►►Revisiting the foiled 1984 Nigerian kidnap plot. In London in 1984, a team of Nigerians and Israelis attempted to kidnap and repatriate the exiled former Nigerian minister Umaru Dikko. Mr. Dikko, who had fled Nigeria after a military coup, was accused of stealing $1bn (£625m) of government money. The plot was foiled by a young British customs officer and, as a result, diplomatic relations between the UK and Nigeria broke down and were only fully restored two years later. The Nigerian and Israeli governments have always denied involvement in the kidnapping.
►►Putin congratulates KGB double spy on his birthday. Russian President Vladimir Putin has congratulated famous double agent George Blake on his 90th birthday, the Kremlin press office has said. Blake betrayed British intelligence starting in the 1950s; he was found out in 1961 and sentenced to 42 years in prison. But he escaped five years later using a ladder of rope and knitting needles, made his way to the Soviet Union and has been living out his last years serenely in a cottage outside Moscow. After his escape from the Wormwood Scrubs prison in London, he was smuggled to Berlin in a wooden box in the back of a van. In the interview published last week, he said he then presented himself to border guards in East Berlin, asked to speak to a Soviet officer, and when told to wait, immediately fell into a deep sleep.

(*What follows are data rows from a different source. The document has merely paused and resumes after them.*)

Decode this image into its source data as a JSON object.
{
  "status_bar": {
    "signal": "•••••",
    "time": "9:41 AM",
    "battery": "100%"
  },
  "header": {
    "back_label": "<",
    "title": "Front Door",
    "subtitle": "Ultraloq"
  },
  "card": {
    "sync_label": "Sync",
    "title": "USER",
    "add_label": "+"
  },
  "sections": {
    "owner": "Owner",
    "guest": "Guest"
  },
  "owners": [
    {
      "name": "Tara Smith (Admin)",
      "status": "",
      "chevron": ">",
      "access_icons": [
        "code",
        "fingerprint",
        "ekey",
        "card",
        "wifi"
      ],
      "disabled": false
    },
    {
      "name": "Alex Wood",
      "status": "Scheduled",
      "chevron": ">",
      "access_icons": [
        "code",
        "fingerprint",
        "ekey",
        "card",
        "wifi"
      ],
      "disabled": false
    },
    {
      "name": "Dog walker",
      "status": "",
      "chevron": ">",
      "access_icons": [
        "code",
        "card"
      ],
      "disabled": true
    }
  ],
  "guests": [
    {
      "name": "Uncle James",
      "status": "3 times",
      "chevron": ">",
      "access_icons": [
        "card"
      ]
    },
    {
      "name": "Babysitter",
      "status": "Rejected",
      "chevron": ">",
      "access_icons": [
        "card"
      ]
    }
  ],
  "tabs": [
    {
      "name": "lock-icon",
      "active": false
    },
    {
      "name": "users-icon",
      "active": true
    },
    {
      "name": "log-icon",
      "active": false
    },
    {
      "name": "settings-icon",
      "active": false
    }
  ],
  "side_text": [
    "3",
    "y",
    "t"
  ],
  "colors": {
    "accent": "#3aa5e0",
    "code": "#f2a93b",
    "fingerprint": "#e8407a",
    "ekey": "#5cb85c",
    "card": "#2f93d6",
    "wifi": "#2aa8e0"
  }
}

Missing section of Cold War spy tunnel unearthed in Germany

Part of the unearthed tunnelBy JOSEPH FITSANAKIS | intelNews.org |
A missing section of a secret tunnel, constructed by British and American intelligence agencies to spy on Soviet and East German government communications during the Cold War has been unearthed in Germany. The tunnel, believed to be nearly half a kilometer (1/3 mile) long, was part of the Central Intelligence Agency’s Operation GOLD, also known as Operation STOPWATCH in Britain. It was based on an idea initially suggested to the Americans in the early 1950s by Britain’s Secret Intelligence Service (MI6), which had carried out a similar scheme in Soviet-occupied Austria. The CIA adopted and funded the program at the cost of nearly $7 million. At its completion, the underground tunnel connected a secret entry-point in Rudow, West Berlin, to a location beneath Alt-Glienicke in East Berlin. The aim behind the project was to tap into underground telephone cables facilitating Soviet and East German military and civilian government communications. But the KGB, the Soviet Union’s foremost intelligence agency during the Cold War, was aware of the project almost from its infancy, thanks to George Blake, a British informant who was later convicted to 42 years in prison, but managed to escape to Moscow in 1966. Interestingly, the KGB did not reveal the tunnel’s existence to the Soviet and East German militaries, fearing that a sudden rerouting of communications cables would expose Blake as a Soviet mole. Instead, they allowed the tunnel to operate for nearly a year before publicly exposing its existence in 1956. At that time, Soviet and East German authorities dug up the eastern section of the tunnel and bussed in hundreds of international reporters, as well as tens of thousands of East Germans, to view the tunnel, in a massive propaganda campaign. In 1997, part of the tunnel that crossed West Berlin was excavated and transported to the Allied Museum in Berlin. Read more of this post